An overview of the most important basics of data protection serves as a basis for making decisions about future data protection measures in your company.


Federal Constitutional Court, judgment of December 15, 1983 – 1 BvR 209/83, BVerfGE 65, 1 = NJW 1984, 418
In some Member States the protection of personal data was regulated very early on. The world’s first data protection law came into force in Hesse (Germany) in 1970. National data protection laws still apply in all current member states of the European Union up to and including May 24, 2018. These implement the EU directive 95/46/EG. The current regulations grant natural persons a certain – but not yet sufficient – protection against misuse of the personal data concerning them.
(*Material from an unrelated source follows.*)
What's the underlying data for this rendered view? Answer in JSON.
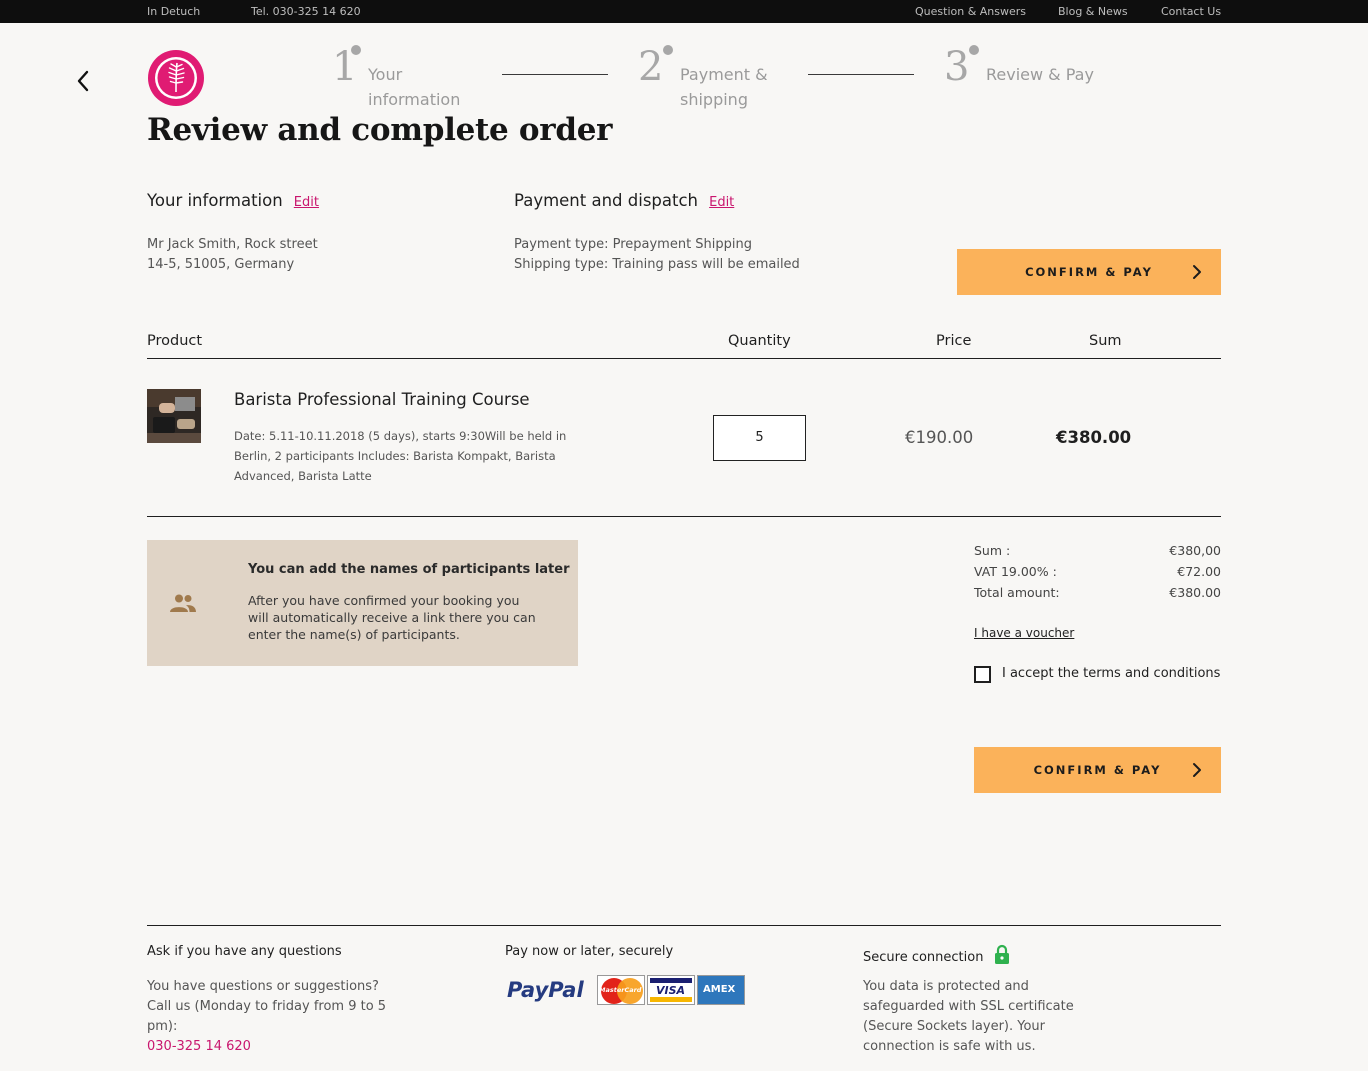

Therefore, the General Data Protection Regulation applies from May 25, 2018. The Union legislature also prominently grants the individual whose personal data is processed fundamental rights protection, Art. 8 GRCh. In some member states, however, this was already recognized before the Charter of Fundamental Rights came into force. The basic right to informational self-determination in the Federal Republic of Germany was created in 1983 by the Federal Constitutional Court, which derived it from Article 1(1), Article 2(1) of the Basic Law (1). It should now be undisputed that personal data must be adequately protected.


We briefly present some of the legal bases here.

Federal Data Protection Act (BDSG)

Privacy Policy 95/46EG

Data protection as a fundamental right

General Data Protection Regulation (GDPR)

It can be difficult for an internal data protection officer to maintain an overall view of the data protection regulations and cross-border case law that apply to a person responsible.

The employees of the German Society for Data Protection are constantly undergoing further training and monitor legislation and case law, because changes always affect the majority of clients.